*** Provided data Section Begins ***

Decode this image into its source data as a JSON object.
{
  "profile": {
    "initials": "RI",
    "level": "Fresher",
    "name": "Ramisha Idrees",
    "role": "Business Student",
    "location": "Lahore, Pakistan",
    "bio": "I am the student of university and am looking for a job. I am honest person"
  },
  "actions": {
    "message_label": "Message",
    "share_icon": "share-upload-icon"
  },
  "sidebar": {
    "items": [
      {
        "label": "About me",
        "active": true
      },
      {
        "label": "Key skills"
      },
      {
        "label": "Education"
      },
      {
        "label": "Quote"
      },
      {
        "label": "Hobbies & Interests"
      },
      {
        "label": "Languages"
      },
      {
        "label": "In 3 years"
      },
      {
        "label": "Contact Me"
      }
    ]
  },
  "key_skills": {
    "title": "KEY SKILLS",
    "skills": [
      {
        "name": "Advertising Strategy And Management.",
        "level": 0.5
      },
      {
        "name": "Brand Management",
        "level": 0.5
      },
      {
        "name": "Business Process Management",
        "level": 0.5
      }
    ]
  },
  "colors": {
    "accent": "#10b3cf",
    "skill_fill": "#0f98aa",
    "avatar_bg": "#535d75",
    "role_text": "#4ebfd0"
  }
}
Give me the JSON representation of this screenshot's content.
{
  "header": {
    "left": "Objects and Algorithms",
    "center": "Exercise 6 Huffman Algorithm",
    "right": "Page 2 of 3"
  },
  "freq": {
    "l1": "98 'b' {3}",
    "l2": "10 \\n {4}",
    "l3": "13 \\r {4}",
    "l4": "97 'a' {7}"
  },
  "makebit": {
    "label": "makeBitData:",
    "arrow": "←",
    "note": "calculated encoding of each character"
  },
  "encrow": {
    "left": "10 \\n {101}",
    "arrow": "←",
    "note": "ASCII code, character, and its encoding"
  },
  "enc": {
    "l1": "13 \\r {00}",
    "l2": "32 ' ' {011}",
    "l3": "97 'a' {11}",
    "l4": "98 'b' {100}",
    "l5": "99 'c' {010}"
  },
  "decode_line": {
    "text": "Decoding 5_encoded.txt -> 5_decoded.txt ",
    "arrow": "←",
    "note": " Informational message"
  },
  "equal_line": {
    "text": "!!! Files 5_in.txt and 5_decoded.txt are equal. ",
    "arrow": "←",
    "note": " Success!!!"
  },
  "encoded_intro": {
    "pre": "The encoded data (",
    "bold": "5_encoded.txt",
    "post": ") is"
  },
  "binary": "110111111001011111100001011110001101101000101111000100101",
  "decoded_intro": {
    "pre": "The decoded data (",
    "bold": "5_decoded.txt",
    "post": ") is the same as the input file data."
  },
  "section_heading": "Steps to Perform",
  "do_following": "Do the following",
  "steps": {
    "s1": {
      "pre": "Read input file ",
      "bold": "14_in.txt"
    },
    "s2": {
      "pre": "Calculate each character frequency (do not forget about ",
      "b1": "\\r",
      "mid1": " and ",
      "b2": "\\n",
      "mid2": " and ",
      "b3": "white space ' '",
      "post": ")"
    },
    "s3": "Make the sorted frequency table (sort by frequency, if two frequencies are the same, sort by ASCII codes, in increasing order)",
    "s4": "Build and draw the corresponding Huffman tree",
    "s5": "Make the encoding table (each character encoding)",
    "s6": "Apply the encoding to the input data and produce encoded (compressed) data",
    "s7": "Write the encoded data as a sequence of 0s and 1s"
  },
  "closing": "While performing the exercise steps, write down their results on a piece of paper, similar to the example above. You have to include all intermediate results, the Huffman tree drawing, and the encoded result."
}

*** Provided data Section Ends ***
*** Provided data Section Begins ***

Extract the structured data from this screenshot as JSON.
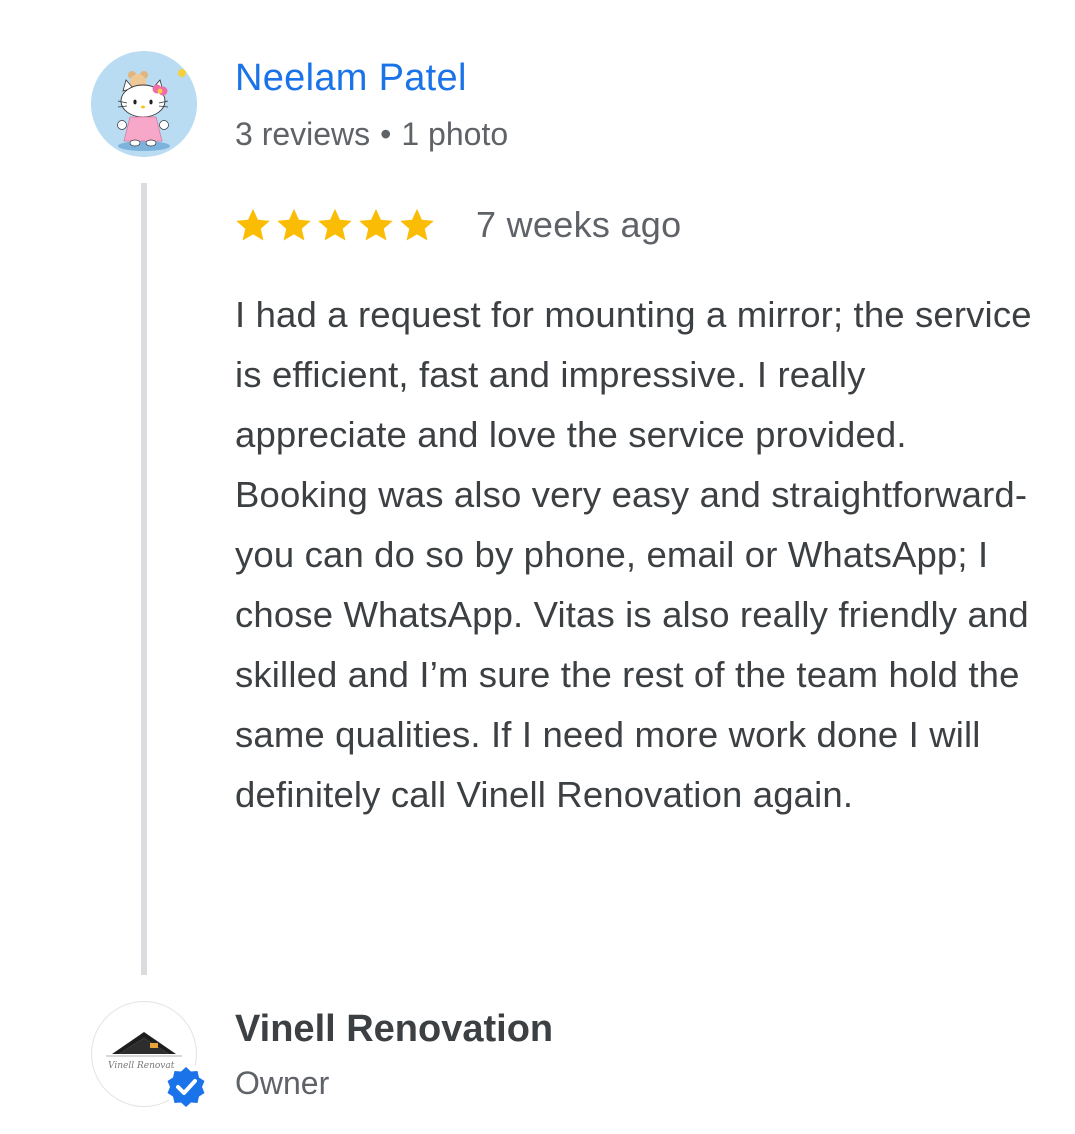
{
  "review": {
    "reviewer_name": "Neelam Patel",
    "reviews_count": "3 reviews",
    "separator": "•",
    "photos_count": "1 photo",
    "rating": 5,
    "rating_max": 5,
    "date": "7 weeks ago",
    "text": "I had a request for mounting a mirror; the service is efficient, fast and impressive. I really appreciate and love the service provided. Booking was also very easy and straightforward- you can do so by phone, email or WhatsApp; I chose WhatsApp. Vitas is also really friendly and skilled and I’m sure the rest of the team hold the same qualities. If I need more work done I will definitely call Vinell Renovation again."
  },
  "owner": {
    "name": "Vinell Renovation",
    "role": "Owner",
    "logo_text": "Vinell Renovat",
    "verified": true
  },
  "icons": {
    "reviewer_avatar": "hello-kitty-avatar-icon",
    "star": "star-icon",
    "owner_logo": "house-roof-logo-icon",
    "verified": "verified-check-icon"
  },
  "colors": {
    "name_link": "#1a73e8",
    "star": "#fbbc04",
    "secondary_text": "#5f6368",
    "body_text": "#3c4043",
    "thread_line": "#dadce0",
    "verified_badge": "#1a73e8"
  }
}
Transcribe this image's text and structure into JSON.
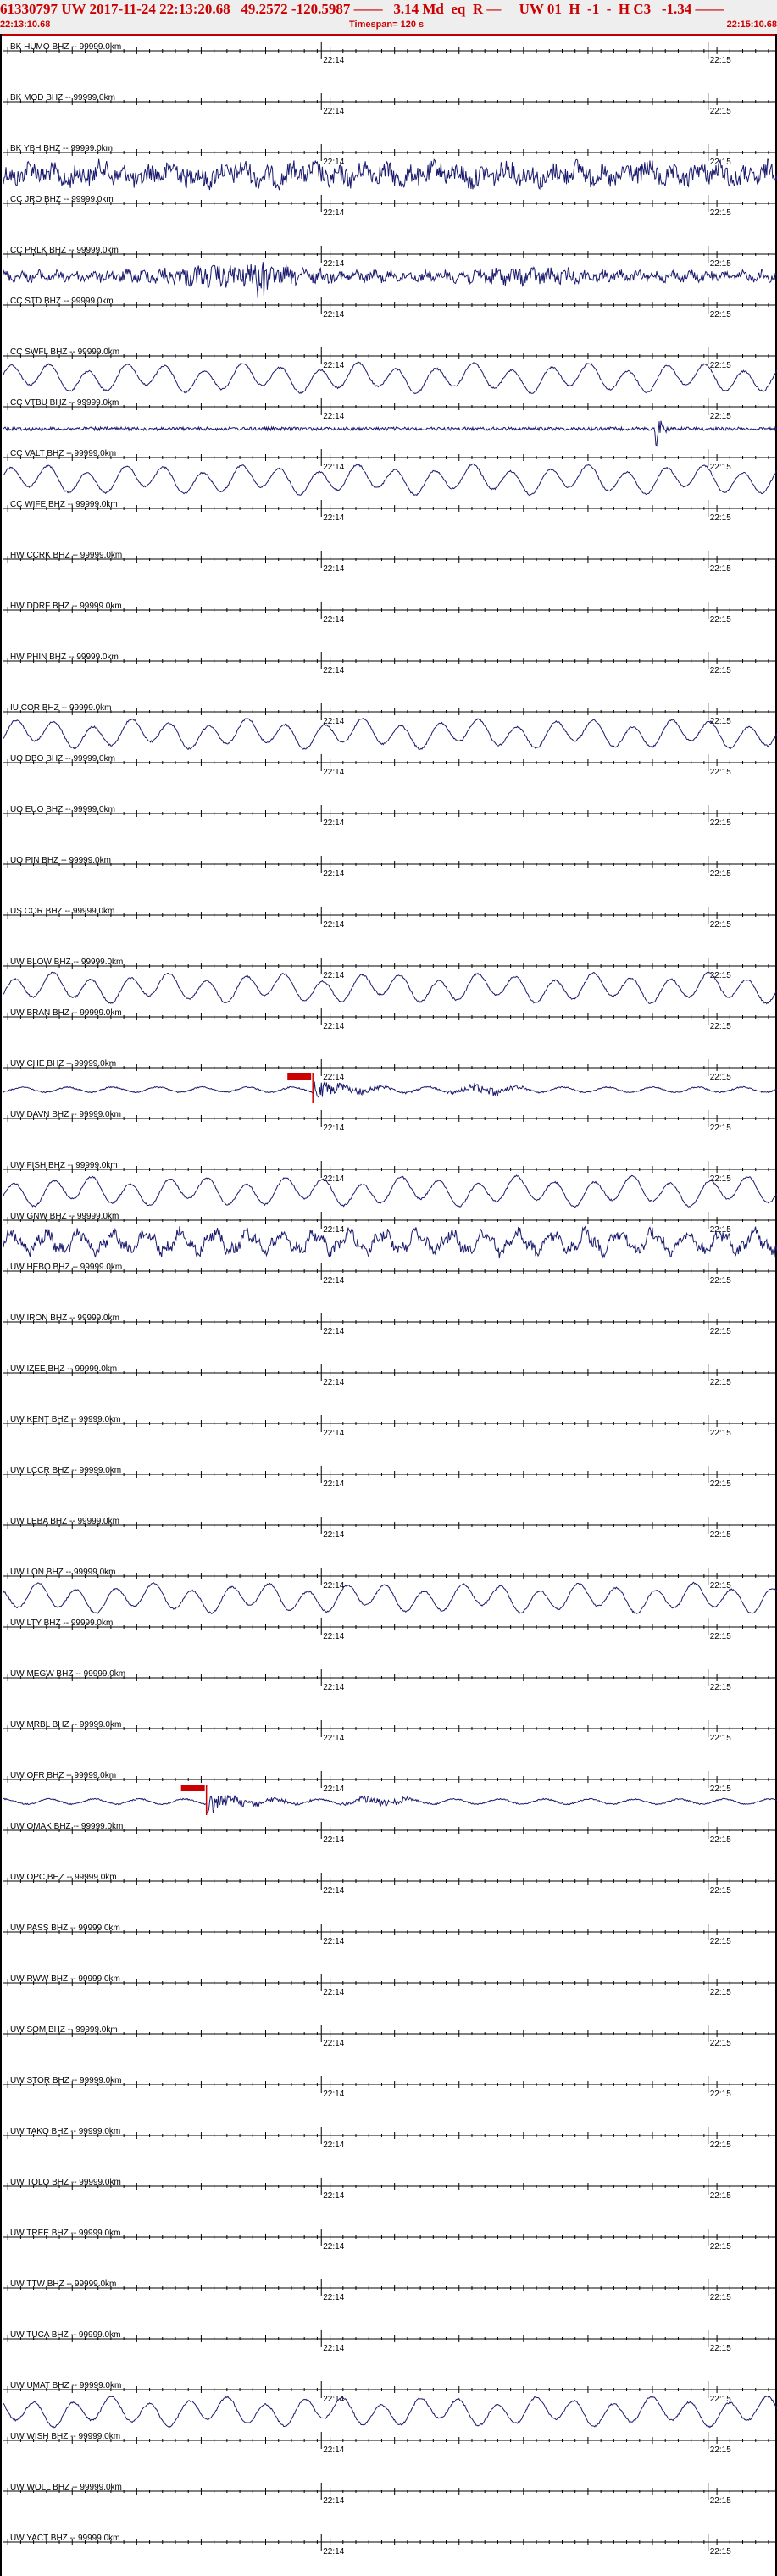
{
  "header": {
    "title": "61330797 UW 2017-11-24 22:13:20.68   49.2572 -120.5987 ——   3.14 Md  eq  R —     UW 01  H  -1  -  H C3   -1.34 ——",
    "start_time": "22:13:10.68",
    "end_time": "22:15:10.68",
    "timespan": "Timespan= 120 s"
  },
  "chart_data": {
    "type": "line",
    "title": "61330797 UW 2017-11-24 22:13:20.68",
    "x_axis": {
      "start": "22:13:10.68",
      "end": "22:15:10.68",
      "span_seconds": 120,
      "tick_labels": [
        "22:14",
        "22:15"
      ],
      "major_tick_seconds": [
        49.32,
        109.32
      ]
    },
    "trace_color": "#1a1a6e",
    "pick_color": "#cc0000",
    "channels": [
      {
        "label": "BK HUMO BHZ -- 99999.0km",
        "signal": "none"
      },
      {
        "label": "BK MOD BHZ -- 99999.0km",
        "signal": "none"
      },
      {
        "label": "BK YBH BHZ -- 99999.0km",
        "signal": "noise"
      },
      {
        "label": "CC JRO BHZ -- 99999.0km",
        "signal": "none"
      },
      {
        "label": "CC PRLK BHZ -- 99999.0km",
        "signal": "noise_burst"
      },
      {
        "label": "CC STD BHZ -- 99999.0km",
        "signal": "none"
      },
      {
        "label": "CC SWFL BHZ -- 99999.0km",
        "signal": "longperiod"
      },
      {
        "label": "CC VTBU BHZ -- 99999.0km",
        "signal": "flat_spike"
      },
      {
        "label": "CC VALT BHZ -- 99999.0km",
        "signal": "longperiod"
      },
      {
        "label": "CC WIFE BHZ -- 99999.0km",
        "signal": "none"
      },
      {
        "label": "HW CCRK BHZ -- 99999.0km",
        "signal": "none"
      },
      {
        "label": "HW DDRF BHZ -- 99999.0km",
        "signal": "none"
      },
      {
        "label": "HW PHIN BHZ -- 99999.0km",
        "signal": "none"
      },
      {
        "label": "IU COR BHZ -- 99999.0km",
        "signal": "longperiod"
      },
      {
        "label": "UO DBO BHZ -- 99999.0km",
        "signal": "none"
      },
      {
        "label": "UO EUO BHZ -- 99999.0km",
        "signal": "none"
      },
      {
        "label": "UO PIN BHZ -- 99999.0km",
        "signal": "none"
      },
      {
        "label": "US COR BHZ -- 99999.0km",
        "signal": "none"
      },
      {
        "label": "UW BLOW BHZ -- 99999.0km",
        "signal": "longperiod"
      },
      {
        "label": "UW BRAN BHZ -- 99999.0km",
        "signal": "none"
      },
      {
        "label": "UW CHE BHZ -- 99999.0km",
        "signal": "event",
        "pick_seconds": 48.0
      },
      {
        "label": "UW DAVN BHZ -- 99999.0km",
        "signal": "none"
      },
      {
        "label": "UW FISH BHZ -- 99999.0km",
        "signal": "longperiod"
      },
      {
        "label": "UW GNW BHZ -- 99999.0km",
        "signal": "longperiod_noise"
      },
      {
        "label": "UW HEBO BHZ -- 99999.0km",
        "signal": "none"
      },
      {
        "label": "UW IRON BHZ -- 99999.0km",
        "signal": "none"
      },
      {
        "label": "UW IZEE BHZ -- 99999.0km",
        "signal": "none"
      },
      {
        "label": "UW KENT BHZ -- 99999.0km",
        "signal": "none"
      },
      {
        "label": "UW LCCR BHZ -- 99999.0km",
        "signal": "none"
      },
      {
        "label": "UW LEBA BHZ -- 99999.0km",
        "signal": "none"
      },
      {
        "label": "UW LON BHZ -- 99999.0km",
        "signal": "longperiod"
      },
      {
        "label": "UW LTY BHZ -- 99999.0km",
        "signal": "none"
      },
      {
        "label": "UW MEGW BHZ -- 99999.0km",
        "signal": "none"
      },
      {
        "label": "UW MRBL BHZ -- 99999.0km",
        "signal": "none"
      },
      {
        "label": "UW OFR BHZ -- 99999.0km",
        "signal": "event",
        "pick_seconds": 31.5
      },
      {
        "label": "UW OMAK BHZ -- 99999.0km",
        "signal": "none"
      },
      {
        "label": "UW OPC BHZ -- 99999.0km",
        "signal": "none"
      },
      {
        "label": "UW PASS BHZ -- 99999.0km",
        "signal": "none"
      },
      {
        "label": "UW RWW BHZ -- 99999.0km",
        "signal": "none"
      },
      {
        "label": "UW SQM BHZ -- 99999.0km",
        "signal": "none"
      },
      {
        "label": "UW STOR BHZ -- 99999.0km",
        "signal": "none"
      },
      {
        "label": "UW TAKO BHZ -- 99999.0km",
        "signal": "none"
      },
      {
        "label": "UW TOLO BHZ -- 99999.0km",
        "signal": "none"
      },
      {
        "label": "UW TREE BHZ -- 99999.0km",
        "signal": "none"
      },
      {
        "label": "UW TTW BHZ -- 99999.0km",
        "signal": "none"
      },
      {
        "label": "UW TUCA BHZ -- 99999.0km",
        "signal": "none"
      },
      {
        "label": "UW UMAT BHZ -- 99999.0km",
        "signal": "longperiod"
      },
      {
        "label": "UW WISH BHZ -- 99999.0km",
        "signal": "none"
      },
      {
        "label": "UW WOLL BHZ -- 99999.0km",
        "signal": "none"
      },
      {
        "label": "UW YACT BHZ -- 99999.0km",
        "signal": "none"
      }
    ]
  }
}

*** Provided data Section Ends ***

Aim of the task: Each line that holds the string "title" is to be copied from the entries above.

Finished task:
    "title": "KEY SKILLS",
    "title": "61330797 UW 2017-11-24 22:13:20.68   49.2572 -120.5987 ——   3.14 Md  eq  R —     UW 01  H  -1  -  H C3   -1.34 ——",
    "title": "61330797 UW 2017-11-24 22:13:20.68",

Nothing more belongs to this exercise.